Merlyn then broke down into tears as she called on the Senate committee’s chairman, Senator Ronald “Bato” dela Rosa, to tighten their investigation into the disappearances of their sons.

Merlyn Gomez, the mother of Rowel Gomez, during a hearing of the Senate public order and dangerous drugs committee on Thursday, Feb. 24, 2022. Senate screengrab

Merlyn Gomez, the mother of Rowel Gomez, during a hearing of the Senate public order and dangerous drugs committee on Thursday, Feb. 24, 2022. Senate screengrab

“Higpitan po ninyo ang pagiimbestiga para makamit na namin po yung katarungan (Please investigate this deeply so we can have justice),” she said.

“Kasi mula nung nangyari ito sa amin, hindi po naging normal ang buhay namin. Nandun po yung kaba, yung pagkatakot, yung pagalala sa mga mahal namin sa buhay,” she added.
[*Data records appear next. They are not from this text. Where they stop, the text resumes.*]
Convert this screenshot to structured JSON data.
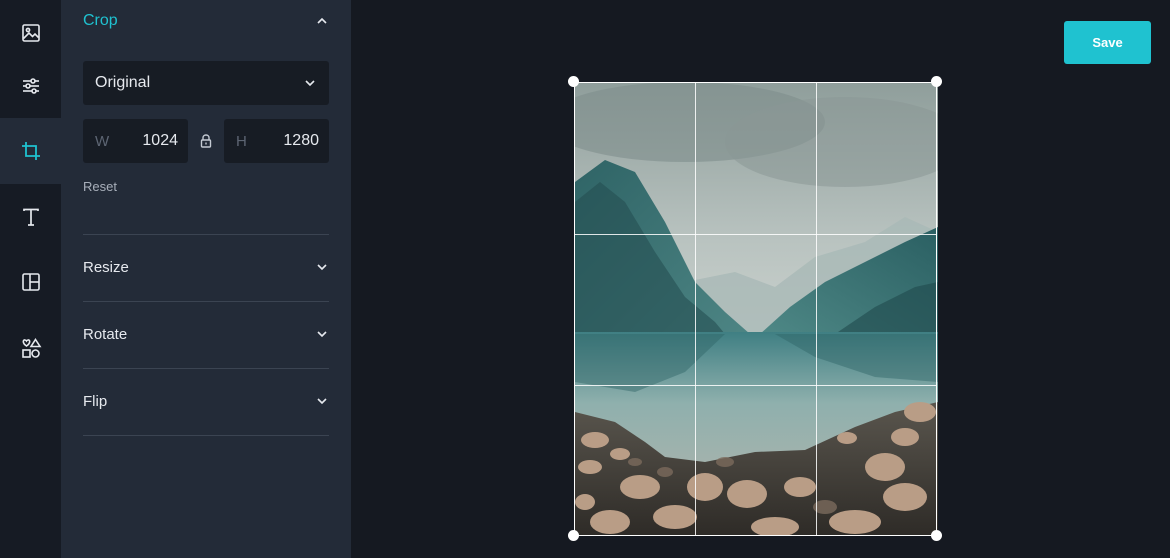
{
  "toolbar": {
    "tools": [
      {
        "id": "image",
        "icon": "image-icon"
      },
      {
        "id": "adjust",
        "icon": "sliders-icon"
      },
      {
        "id": "crop",
        "icon": "crop-icon",
        "active": true
      },
      {
        "id": "text",
        "icon": "text-icon"
      },
      {
        "id": "layout",
        "icon": "layout-icon"
      },
      {
        "id": "elements",
        "icon": "shapes-icon"
      }
    ]
  },
  "panel": {
    "crop": {
      "title": "Crop",
      "preset": "Original",
      "width_label": "W",
      "width_value": "1024",
      "height_label": "H",
      "height_value": "1280",
      "reset_label": "Reset"
    },
    "sections": [
      {
        "label": "Resize"
      },
      {
        "label": "Rotate"
      },
      {
        "label": "Flip"
      }
    ]
  },
  "header": {
    "save_label": "Save"
  },
  "colors": {
    "accent": "#1fc2d0",
    "panel_bg": "#232b38",
    "canvas_bg": "#151921",
    "input_bg": "#171c24"
  }
}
(Because since this happened, our lives have not been normal. We are nervous, we feel scared and we are concerned for our loved ones.)

Meanwhile, Isabelita Baccay also turned emotional when she talked about her sons, Marlon and James.
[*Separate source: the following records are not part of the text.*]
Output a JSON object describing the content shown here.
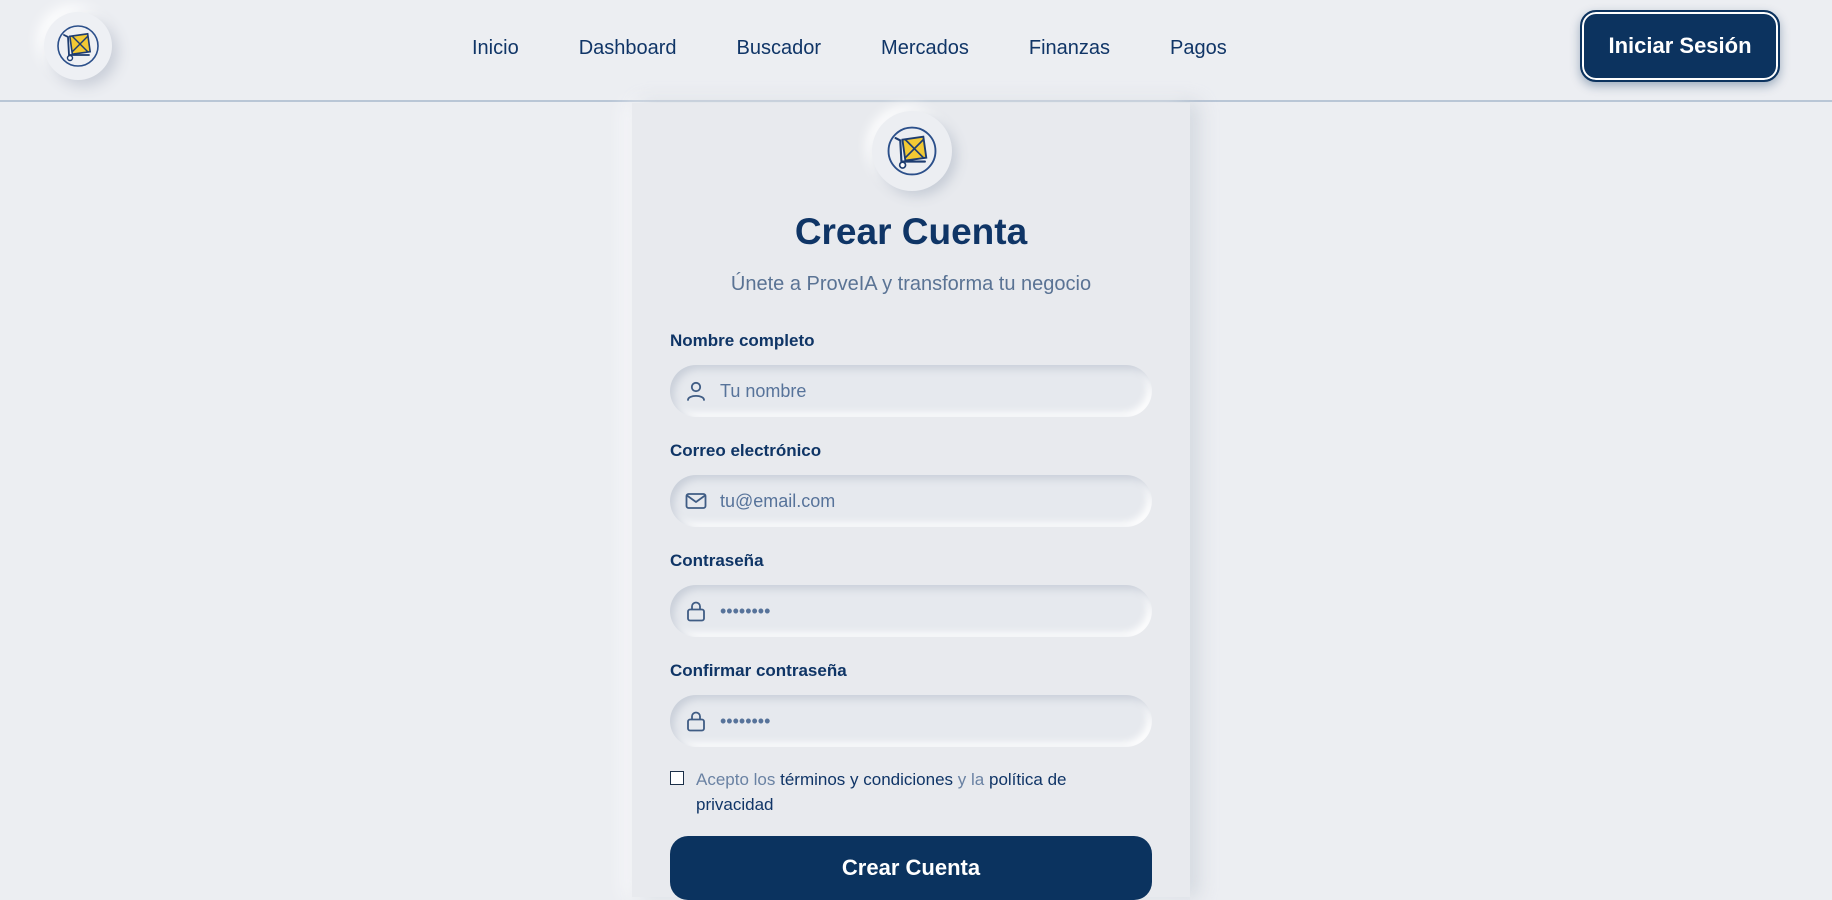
{
  "nav": {
    "logo_icon": "cart-crate-icon",
    "links": [
      "Inicio",
      "Dashboard",
      "Buscador",
      "Mercados",
      "Finanzas",
      "Pagos"
    ],
    "login_label": "Iniciar Sesión"
  },
  "card": {
    "logo_icon": "cart-crate-icon",
    "title": "Crear Cuenta",
    "subtitle": "Únete a ProveIA y transforma tu negocio",
    "fields": [
      {
        "label": "Nombre completo",
        "placeholder": "Tu nombre",
        "value": "",
        "icon": "user-icon"
      },
      {
        "label": "Correo electrónico",
        "placeholder": "tu@email.com",
        "value": "",
        "icon": "mail-icon"
      },
      {
        "label": "Contraseña",
        "placeholder": "••••••••",
        "value": "",
        "icon": "lock-icon"
      },
      {
        "label": "Confirmar contraseña",
        "placeholder": "••••••••",
        "value": "",
        "icon": "lock-icon"
      }
    ],
    "terms": {
      "prefix": "Acepto los",
      "terms_link": "términos y condiciones",
      "middle": "y la",
      "privacy_link": "política de privacidad",
      "checked": false
    },
    "submit_label": "Crear Cuenta"
  },
  "colors": {
    "primary": "#0c335f",
    "background": "#eceef2",
    "text_muted": "#5a7394",
    "logo_yellow": "#f2c933"
  }
}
Isabelita Baccay, mother of Marlon and James Baccay on Thursday, Feb. 24, 2022. Senate screengrab

Isabelita Baccay, mother of Marlon and James Baccay on Thursday, Feb. 24, 2022. Senate screengrab

“Ano po bang kasalanan? Anong nangyari? Sino kumuha? Saan dinala? Anong ginawa nila hanggang ngayon ‘di namin alam [What did they do? What happened? Where are they? What is happening to them right now, we don’t know],” she said.

She also urged cockfighting operators to cooperate with the investigation.

EDV
Read Next
Don't miss out on the latest news and information.

Subscribe to INQUIRER PLUS to get access to The Philippine Daily Inquirer & other 70+ titles, share up to 5 gadgets, listen to the news, download as early as 4am & share articles on social media. Call 896 6000.

TAGS: cockfighting, Enforced Disappearances, Senate investigation
For feedback, complaints, or inquiries, contact us.

Subscribe to our daily newsletter

By providing an email address. I agree to the Terms of Use and acknowledge that I have read the Privacy Policy.



© Copyright 1997-2022 INQUIRER.net | All Rights Reserved

We use cookies to ensure you get the best experience on our website. By continuing, you are agreeing to our use of cookies. To find out more, please click this link.